Citation: Cremer TJ, Butchar JP and Tridandapani S (2011) Francisella subverts innate immune signaling: focus on PI3K/Akt. Front. Microbio. 2:13. doi: 10.3389/fmicb.2011.00013
Received: 03 November 2010;
Accepted: 19 January 2011;
Published online: 07 February 2011.
Edited by:Anders Sjostedt, Umeå University, Sweden
Reviewed by:Brian Coombes, McMaster University, Canada
John T. Belisle, Colorado State University, USA
Copyright: © 2011 Cremer, Butchar and Tridandapani. This is an open-access article subject to an exclusive license agreement between the authors and Frontiers Media SA, which permits unrestricted use, distribution, and reproduction in any medium, provided the original authors and source are credited.

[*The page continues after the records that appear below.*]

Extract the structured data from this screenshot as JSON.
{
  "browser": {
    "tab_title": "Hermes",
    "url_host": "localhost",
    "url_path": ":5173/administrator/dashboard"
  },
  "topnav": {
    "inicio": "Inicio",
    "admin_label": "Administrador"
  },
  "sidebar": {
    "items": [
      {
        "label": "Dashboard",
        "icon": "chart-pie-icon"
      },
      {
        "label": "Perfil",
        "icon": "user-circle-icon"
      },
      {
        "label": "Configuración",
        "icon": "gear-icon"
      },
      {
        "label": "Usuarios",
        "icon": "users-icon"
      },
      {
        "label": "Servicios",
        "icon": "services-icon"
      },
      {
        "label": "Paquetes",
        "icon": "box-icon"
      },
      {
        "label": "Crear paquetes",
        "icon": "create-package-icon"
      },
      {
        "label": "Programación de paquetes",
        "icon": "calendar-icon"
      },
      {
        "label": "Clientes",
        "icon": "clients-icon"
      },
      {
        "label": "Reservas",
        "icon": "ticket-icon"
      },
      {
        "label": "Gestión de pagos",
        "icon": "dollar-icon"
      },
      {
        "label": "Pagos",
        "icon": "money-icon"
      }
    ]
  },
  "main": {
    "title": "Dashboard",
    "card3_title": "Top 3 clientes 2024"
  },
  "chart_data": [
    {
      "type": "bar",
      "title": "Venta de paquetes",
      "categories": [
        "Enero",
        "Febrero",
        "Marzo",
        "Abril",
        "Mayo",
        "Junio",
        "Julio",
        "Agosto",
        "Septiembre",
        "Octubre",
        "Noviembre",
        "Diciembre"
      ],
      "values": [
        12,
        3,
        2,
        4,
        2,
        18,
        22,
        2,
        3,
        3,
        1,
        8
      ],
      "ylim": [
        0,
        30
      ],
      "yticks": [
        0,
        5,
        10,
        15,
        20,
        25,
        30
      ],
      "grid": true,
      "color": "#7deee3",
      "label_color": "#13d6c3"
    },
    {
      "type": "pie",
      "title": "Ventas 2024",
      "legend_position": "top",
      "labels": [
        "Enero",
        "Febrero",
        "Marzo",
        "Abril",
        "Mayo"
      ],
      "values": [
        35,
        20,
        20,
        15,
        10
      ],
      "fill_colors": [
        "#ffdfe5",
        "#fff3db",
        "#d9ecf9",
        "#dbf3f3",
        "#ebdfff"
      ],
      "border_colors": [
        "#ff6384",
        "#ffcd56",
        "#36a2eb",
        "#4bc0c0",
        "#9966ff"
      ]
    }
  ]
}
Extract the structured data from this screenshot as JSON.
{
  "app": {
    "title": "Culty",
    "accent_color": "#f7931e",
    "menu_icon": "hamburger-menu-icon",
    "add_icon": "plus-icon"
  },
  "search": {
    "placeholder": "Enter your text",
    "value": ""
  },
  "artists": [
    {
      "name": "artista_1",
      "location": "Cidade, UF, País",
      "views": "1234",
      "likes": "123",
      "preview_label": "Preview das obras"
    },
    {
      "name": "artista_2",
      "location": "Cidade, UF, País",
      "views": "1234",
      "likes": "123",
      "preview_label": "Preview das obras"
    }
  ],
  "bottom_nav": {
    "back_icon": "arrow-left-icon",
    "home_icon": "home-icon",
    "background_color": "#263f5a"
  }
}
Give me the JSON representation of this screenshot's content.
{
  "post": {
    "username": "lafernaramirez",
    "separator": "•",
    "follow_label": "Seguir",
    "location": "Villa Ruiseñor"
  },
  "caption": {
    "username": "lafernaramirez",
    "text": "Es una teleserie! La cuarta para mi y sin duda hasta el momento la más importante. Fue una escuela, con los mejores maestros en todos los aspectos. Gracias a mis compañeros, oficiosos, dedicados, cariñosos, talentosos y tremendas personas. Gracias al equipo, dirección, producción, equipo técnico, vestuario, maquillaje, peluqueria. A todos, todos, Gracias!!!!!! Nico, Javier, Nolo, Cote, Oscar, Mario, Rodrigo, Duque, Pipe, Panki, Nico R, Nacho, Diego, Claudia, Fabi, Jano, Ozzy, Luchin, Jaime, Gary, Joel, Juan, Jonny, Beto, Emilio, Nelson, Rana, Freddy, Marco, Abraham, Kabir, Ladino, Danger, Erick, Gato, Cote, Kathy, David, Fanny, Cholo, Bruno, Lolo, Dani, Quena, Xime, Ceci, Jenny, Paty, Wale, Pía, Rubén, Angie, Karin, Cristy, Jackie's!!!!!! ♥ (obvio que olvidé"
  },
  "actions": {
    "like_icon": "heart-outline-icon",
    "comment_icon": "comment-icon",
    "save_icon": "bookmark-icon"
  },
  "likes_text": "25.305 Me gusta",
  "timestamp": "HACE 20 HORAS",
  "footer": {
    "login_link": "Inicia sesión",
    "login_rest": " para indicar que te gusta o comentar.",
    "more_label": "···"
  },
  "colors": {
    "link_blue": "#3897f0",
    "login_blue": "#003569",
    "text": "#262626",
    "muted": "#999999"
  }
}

*Correspondence: Susheela Tridandapani, Department of Internal Medicine, Davis Heart and Lung Research Institute, The Ohio State University Medical Center, 415, 473 West, 12th Avenue, Columbus, OH 43210, USA. e-mail: firstname.lastname@example.org